Being 1 player away: That can be a dangerous term, because many of us often believe that “this is the year”, or that “I’m just a player away from winning it all”, when in reality we need more help than we care to admit. However, sometimes you really can get to a point where you just need one or two top players to get you through the playoff gauntlet and into the title game. If you truly are that close, you shouldn’t hesitate to spend a little more to acquire the necessary players, hopefully on shorter contracts, but knowing that that just about anything goes to get them.

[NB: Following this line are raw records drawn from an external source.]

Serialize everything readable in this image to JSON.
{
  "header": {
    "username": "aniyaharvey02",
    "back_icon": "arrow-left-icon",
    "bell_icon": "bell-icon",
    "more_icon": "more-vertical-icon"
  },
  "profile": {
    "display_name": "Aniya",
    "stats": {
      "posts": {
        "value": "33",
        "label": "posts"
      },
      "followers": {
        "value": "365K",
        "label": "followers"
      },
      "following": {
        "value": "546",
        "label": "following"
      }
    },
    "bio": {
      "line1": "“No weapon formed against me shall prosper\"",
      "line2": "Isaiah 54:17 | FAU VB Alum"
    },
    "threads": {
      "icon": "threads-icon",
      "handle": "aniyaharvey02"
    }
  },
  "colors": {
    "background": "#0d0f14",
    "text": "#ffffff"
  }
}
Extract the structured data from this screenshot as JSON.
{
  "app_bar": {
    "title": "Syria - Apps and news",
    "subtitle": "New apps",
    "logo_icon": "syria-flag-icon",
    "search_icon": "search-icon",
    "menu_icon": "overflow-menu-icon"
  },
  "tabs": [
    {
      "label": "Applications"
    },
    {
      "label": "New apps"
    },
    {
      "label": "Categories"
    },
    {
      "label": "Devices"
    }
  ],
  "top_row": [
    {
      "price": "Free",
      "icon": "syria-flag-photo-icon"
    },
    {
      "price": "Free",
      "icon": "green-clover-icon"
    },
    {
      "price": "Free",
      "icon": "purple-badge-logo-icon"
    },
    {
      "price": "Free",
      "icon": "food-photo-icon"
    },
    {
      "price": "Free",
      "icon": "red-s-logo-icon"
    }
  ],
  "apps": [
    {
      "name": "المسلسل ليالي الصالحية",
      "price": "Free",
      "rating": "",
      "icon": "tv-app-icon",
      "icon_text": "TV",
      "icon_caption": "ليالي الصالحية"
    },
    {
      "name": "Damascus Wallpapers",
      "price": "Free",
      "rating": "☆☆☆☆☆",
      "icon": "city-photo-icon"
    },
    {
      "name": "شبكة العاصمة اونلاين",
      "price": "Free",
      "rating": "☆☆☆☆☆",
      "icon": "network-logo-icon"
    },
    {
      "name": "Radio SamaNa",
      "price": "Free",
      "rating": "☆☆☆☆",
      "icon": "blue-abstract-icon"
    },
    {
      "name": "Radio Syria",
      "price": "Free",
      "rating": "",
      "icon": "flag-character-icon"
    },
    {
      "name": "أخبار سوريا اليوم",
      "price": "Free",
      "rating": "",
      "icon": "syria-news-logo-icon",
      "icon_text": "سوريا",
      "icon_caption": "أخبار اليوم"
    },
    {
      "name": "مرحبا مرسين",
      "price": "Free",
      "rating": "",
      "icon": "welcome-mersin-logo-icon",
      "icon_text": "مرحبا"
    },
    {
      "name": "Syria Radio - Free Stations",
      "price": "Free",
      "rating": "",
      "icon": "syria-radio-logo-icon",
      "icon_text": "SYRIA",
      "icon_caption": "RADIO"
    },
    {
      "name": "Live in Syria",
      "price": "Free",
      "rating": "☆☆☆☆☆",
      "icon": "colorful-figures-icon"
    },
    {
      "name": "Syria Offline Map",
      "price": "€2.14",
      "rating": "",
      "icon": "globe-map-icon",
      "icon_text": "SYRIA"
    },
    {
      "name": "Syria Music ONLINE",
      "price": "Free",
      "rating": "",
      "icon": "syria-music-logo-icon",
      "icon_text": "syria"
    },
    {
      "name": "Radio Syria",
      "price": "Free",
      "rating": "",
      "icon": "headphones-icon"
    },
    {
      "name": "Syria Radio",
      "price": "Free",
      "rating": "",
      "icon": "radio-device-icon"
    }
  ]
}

When retaining player “X” is better than the field: There may be times in which the available pool of free agent players is thin on expected production. This could be due to a couple of reasons, such as having the majority of quality players still tied up on other owners’ rosters, a true lack of talent or players being on bad NFL teams. In these situations, it can be justified to retain a player outside of your value system because to walk away and return them to the free agent bin would almost certainly cause multiple owners to engage in a bidding war, thereby likely driving the player’s salary even higher. It’s important to note that this doesn’t have to be reserved for “stud” players only. Paying a little extra for a player you know to be a team’s true WR1 is justified even if they are only a WR3 when it comes to fantasy football. You know they’ll be on the field and will be targeted, and sometimes just opportunity outweighs the unknown.

Even in these situations, I must stress the importance to still check the player’s contract against your value system so that you can tell how far outside you’ve strayed and to target a time to cut them loose in order to avoid long-term damage.